“This funding will also allow our research alliance to study a new form of immunotherapy called CAR T-cell therapy for men with prostate cancer.”
Peter Mac patient Barry Elderfield, who responded favourably to LuPSMA treatment in the original pilot study, said this new funding was a very exciting development.
“These new clinical trials will cover an area of research that is extremely necessary. I’m excited to bits,” Mr Elderfield said.
“To see the extension of LuPSMA trials to include men with newly-diagnosed advanced metastatic prostate cancer and less advanced cancer is just thrilling.”
Professor Declan Murphy, Director of Genitourinary Oncology at Peter Mac, and a co-investigator, said clinicians were excited about the game-changing treatment options these trials could provide for patients.
“Peter Mac and Australia are leaders in this field and this study will for the first time anywhere in the world, allow men with high-risk prostate cancer the opportunity to receive Lutetium PSMA therapy prior to surgery or hormonal therapy,” Prof Murphy said.
“It will determine if this should be a new standard of care.”
The grant, provided by the Movember Foundation and Cancer Australia, is further supplemented by an additional $1.4m of leveraged support from the Peter MacCallum Cancer Foundation, the University of Melbourne, Victorian Cancer Agency, Monash University, and the EJ Whitten Prostate Cancer Research Centre at Epworth Healthcare.
It is also enabled by support from industry partners Endocyte and ANSTO.
The funding is part of a $12m research investment by the Movember Foundation and Cancer Australia, to fund three prostate cancer research alliance teams across Australia.
The first patients are expected to be enrolled before the end of 2019.
About Lutetium-PSMA therapy

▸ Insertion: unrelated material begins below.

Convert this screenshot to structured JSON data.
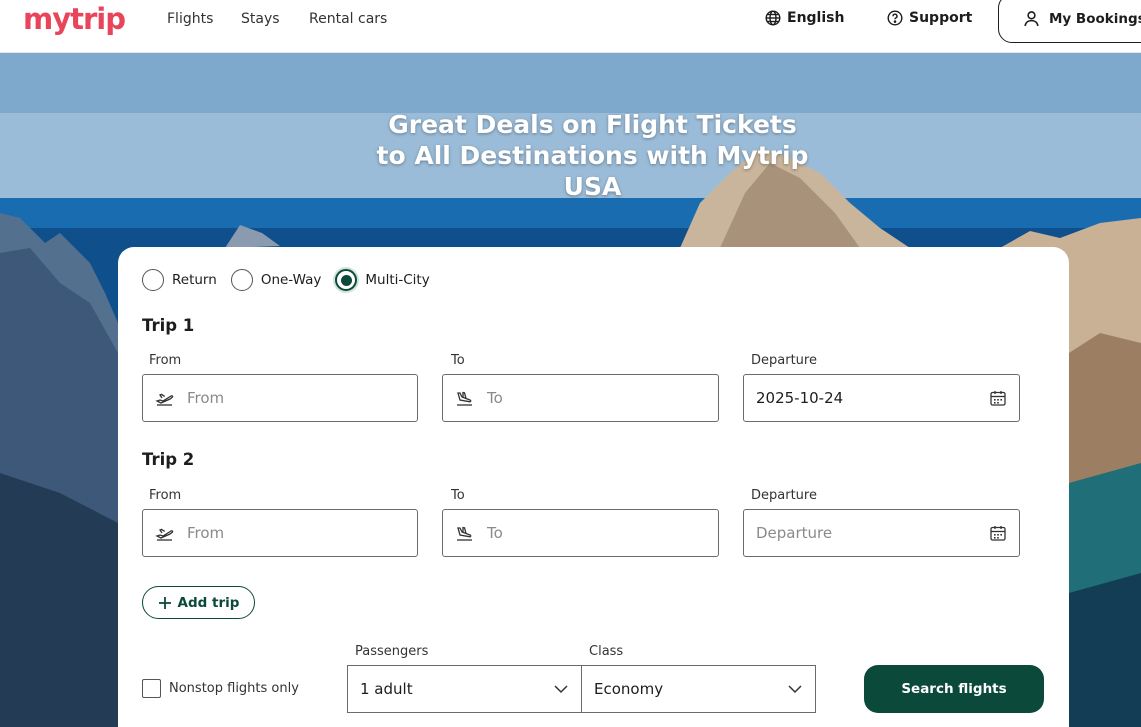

Scientists attach radioactive Lutetium-177 (Lu-177) to PSMA-617, a molecule that binds to Prostate Specific Membrane Antigen (PSMA) found on prostate cancer cells. When infused into the patient, it travels around the body attaching to and killing cancer cells. The radioactivity emitted from Lutetium travels only 1mm ensuring effects are confined to cancer cells with minimal impact on neighbouring healthy cells. A world first proof-of-concept study at Peter Mac demonstrated striking results. An Australian-wide clinical trial, called the TheraP study led by the ANZUP Clinical Trial Group, is currently underway comparing the Lutetium PSMA to chemotherapy; for more information visit http://bit.ly/TheraP
Information about the aims of the study

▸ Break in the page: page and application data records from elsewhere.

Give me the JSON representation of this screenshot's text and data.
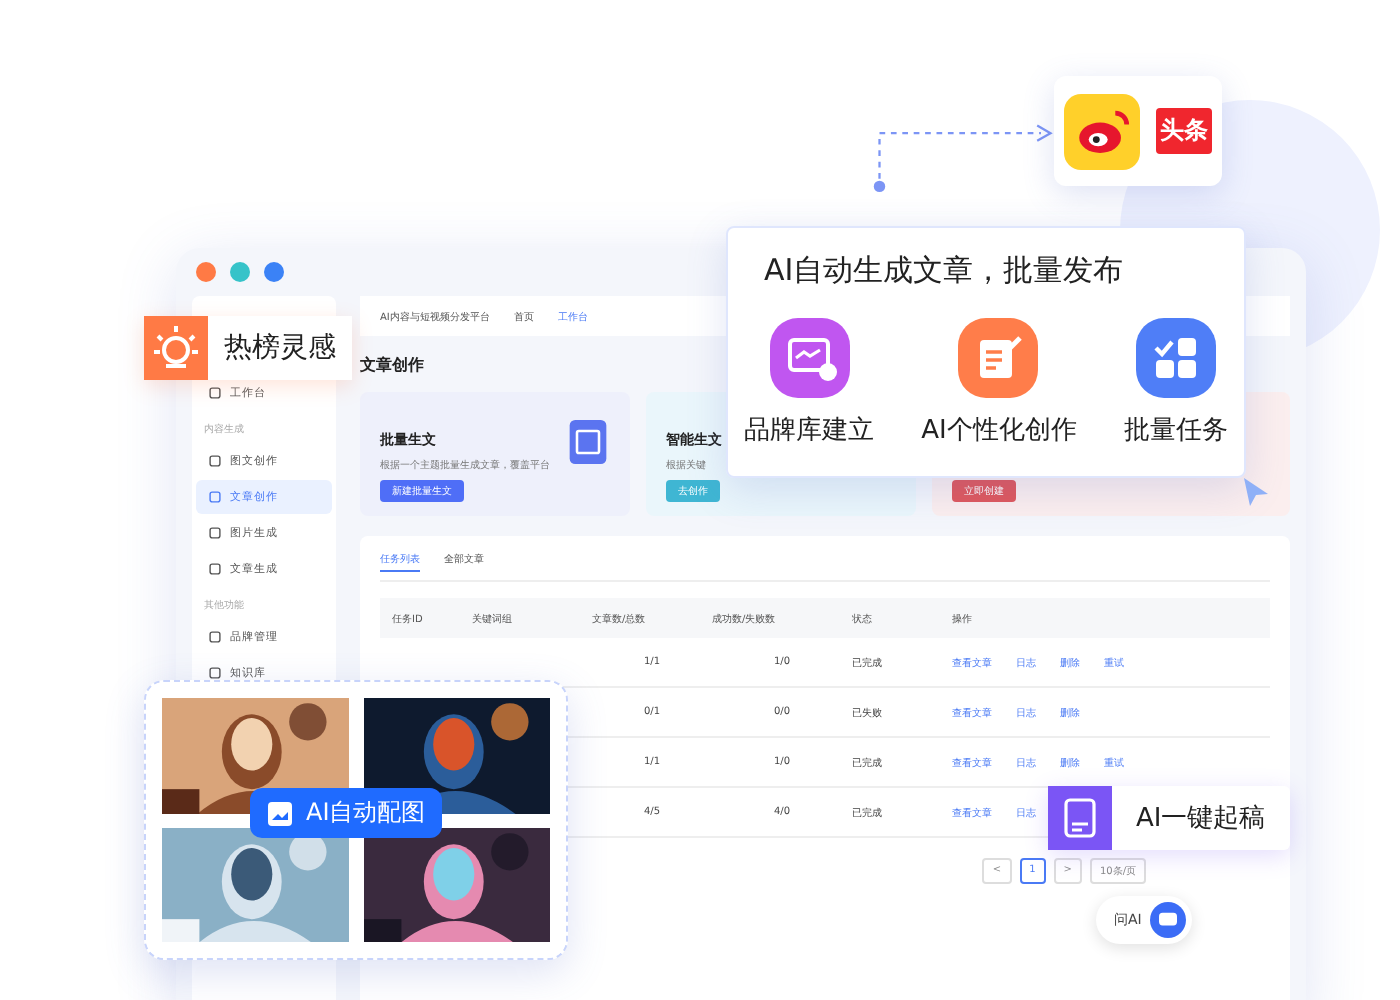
{
  "window": {
    "header_text": "AI内容与短视频分发平台",
    "nav": [
      "首页",
      "工作台"
    ]
  },
  "sidebar": {
    "items": [
      {
        "kind": "item",
        "label": "工作台",
        "selected": false
      },
      {
        "kind": "section",
        "label": "内容生成"
      },
      {
        "kind": "item",
        "label": "图文创作",
        "selected": false
      },
      {
        "kind": "item",
        "label": "文章创作",
        "selected": true
      },
      {
        "kind": "item",
        "label": "图片生成",
        "selected": false
      },
      {
        "kind": "item",
        "label": "文章生成",
        "selected": false
      },
      {
        "kind": "section",
        "label": "其他功能"
      },
      {
        "kind": "item",
        "label": "品牌管理",
        "selected": false
      },
      {
        "kind": "item",
        "label": "知识库",
        "selected": false
      }
    ]
  },
  "page_title": "文章创作",
  "feature_cards": [
    {
      "title": "批量生文",
      "desc": "根据一个主题批量生成文章，覆盖平台",
      "button": "新建批量生文",
      "color": "#4f6ef7"
    },
    {
      "title": "智能生文",
      "desc": "根据关键",
      "button": "去创作",
      "color": "#3fb6d3"
    },
    {
      "button": "立即创建",
      "color": "#e0575b"
    }
  ],
  "tabs": [
    {
      "label": "任务列表",
      "selected": true
    },
    {
      "label": "全部文章",
      "selected": false
    }
  ],
  "table": {
    "columns": [
      "任务ID",
      "关键词组",
      "文章数/总数",
      "成功数/失败数",
      "状态",
      "操作"
    ],
    "rows": [
      {
        "articles": "1/1",
        "results": "1/0",
        "status": "已完成",
        "actions": [
          "查看文章",
          "日志",
          "删除",
          "重试"
        ]
      },
      {
        "articles": "0/1",
        "results": "0/0",
        "status": "已失败",
        "actions": [
          "查看文章",
          "日志",
          "删除"
        ]
      },
      {
        "articles": "1/1",
        "results": "1/0",
        "status": "已完成",
        "actions": [
          "查看文章",
          "日志",
          "删除",
          "重试"
        ]
      },
      {
        "articles": "4/5",
        "results": "4/0",
        "status": "已完成",
        "actions": [
          "查看文章",
          "日志"
        ]
      }
    ]
  },
  "pagination": {
    "prev": "<",
    "page": "1",
    "next": ">",
    "size": "10条/页"
  },
  "ask_ai": "问AI",
  "platforms": {
    "toutiao": "头条"
  },
  "ai_card": {
    "title": "AI自动生成文章，批量发布",
    "features": [
      {
        "kind": "brand",
        "label": "品牌库建立"
      },
      {
        "kind": "personal",
        "label": "AI个性化创作"
      },
      {
        "kind": "batch",
        "label": "批量任务"
      }
    ]
  },
  "hot_tag": "热榜灵感",
  "image_card": {
    "label": "AI自动配图"
  },
  "draft_tag": "AI一键起稿"
}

- Aim 1: A randomised phase II multi-centre trial of 177Lu-PSMA + Androgen Deprivation Therapy (ADT) followed by standard-of-care Docetaxel in comparison to standard-of-care alone (ADT + Docetaxel). This study will offer 177Lu-PSMA to men with newly diagnosed metastatic prostate cancer in a randomised trial. This is the first such study to evaluate whether the excellent responses we have seen with 177Lu-PSMA in men with much more advanced prostate cancer, can be replicated in men with less advanced cancer.
- Aim 2: A phase 2 trial of neoadjuvant 177Lu-PSMA radionuclide therapy prior to radical prostatectomy in men with high-risk localised prostate cancer – the LuTectomy study. Men with high-risk cancer confined to the prostate are at high risk of recurrence following surgery or radiotherapy. In the LuTetcomy study, we will offer men with high activity on a PSMA PET/CT, a single cycle of LuPSMA a few weeks prior to surgery. We will then repeat their PSMA PET/CT prior to prostatectomy to determine if this is a successful strategy and will reducd recurrence rates.
- Aim 3: A scientific study to determine if CAR T-cells targeting LeYantigen will exhibit anti-tumour activity in pre-clinical prostate cancer models not expressing PSMA.This scientific study will address the unmet needs of patients whose cancer does not express PSMA, by evaluating whether CAR-T cells may have anti-cancer activity in these tumours.